Meeks added to the list, noting that anyone can make a difference wherever they are coming from. Anyone can be a firm resister. Anyone can be conscious, stand up tall, and gather up courage.

We have to have clear resolve inside ourselves, says Meeks. “Live with your antennae up. Any time anyone marginalizes you or a group—with encroachments, bad jokes, denigrating slurs—say something. If you hear it, don’t let it get past you. We don’t have to be ugly about it. We can respect the dignity of the other person and preserve our own integrity.”

Racial Healing

In the article, “Social Justice Fatigue – Recover Your Faith in Humanity,” Capacity Building and Policy Builders, LLC, a consulting and professional development firm that helps to operationalize and align practices and values, states that fatigue can happen. If their expectations are unrealistic or their support wavers, social change agents can experience burnout. They can be so overwhelmed they may question whether they still care about a specific issue.

With the right support and resources, they can reconnect to a social justice cause with renewed energy and focus.

The Center for Racial Healing where Meeks is executive director, speaks to dismantling racism while addressing the toll that can take on activists—physically, mentally, and emotionally. Its mission is to provide tools and experiences that allow faith communities – and the larger community of individuals – to engage in dismantling racism through education, prayer, dialogue, pilgrimage, consulting, curriculum design, webinars, and spiritual formation and other resources.

Sometimes the replenishment comes from community and sometimes it’s about reflection. What she hopes activists see is that we need to feel connection for the greater good, while caring for ourselves. She cites a Zulu phrase—“Ubuntu”—which means, “I am, because you are.” The basic concept is “the belief in a universal bond of sharing that connects all humanity.”

Believing in this kind of approach can strengthen your mindset and resolve and approach others with dignity, says Meeks. “There are things you just don’t do or say to another human being. Don’t stay in those separate groups, judging. Instead of hurting people and have fear walking along on our streets, we have to work harder. It will take all of us to have conversations and imagine us doing better than we are. What have we lost that needs to be restored?”

The Inspiring Activist

Duster believes that what we’ve lost can be restored.  Through Duster’s dedicated work, her platform, and her civic involvement, Ida B. Wells is getting the recognition she deserves. There are books about her, buildings, streets, parks, schools, and museums named after her, and awards that commemorate her selfless, purpose-driven work.

Duster wrote: “My great-grandmother’s life was not easy. She endured death threats. She lost friends to lynchings. She lost parents through disease. She lost her teaching job when she spoke up about inequality. She lost her printing press when she spoke up against injustice. But through it all, she stayed focused on truth-telling. She believed that her voice was important, and her story needed to be heard.

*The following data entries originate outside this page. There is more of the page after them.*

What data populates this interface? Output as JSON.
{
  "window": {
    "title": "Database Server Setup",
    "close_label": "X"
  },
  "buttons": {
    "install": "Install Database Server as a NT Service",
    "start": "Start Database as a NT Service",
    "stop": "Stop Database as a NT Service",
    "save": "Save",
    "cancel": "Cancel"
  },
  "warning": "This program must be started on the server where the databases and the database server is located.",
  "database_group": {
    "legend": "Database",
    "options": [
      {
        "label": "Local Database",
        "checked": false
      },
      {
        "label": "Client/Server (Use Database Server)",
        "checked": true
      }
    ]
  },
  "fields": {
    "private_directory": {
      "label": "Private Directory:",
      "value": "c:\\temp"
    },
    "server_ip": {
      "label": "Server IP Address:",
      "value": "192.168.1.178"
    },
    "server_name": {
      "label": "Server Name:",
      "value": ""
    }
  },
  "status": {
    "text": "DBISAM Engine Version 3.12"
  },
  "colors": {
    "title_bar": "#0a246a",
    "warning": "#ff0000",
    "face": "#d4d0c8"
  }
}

“I think she did the most that is humanly possible.”

In 2020, nearly a century after her death, Wells was awarded a posthumous Pulitzer Prize Special Citation for journalism. It reads: “For her outstanding and courageous reporting on the horrific and vicious violence against African Americans during the era of lynching.”

Many activists featured in Ida B. the Queen—and other women—carry that torch for Wells, using their voices as individuals and as a collective to reclaim the narrative. Duster says, “I would argue that directly or indirectly, her work paved the way for all of them.”

For more information visit:

Michelle Duster’s website www.mldwrites.com

The Absalom Jones Episcopal Center for Racial Healing